** RECORDS FOR THIS EXERCISE **
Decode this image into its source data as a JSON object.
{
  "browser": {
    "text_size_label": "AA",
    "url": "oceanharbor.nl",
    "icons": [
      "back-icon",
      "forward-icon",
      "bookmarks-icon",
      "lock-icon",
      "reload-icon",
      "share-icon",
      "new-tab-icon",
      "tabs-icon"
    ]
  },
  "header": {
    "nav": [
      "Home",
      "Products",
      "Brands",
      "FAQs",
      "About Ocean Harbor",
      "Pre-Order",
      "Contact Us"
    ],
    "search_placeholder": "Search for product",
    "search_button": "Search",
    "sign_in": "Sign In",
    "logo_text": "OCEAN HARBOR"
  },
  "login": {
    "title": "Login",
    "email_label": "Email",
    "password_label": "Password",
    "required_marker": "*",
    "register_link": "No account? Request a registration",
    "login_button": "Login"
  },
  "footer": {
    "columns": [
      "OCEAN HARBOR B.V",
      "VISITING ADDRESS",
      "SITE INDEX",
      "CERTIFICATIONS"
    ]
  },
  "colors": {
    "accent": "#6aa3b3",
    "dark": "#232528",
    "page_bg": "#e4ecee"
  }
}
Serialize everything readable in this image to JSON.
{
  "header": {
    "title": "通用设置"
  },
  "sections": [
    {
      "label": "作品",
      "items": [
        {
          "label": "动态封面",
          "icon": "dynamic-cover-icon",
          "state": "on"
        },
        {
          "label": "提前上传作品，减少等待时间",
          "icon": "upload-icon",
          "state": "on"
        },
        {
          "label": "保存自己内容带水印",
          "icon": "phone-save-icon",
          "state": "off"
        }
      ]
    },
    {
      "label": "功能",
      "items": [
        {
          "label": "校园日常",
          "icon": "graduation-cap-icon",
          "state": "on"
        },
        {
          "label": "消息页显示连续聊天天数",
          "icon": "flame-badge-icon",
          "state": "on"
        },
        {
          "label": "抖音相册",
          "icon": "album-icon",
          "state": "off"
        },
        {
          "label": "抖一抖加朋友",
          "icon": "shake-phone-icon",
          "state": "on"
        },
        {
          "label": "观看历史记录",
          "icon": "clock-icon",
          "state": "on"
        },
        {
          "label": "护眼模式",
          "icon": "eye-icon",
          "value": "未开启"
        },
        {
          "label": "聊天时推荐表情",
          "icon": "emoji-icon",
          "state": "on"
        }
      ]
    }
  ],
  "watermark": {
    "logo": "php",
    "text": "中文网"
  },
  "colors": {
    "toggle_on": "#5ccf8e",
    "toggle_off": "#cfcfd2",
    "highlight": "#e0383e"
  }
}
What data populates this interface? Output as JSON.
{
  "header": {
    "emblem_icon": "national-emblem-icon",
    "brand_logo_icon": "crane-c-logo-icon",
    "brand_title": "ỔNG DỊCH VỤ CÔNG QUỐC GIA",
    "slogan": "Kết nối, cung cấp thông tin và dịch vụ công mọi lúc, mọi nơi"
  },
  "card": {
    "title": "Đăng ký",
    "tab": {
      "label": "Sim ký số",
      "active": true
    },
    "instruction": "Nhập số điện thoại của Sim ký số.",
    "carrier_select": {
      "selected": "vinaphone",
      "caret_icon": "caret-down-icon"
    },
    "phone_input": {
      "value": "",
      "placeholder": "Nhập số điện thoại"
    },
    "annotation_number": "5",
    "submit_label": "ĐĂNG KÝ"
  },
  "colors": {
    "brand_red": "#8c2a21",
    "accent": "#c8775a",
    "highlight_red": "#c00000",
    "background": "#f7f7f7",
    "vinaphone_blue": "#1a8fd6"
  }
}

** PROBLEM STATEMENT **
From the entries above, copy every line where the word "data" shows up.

** SOLUTION BELOW **
Decode this image into its source data as a JSON object.
What data populates this interface? Output as JSON.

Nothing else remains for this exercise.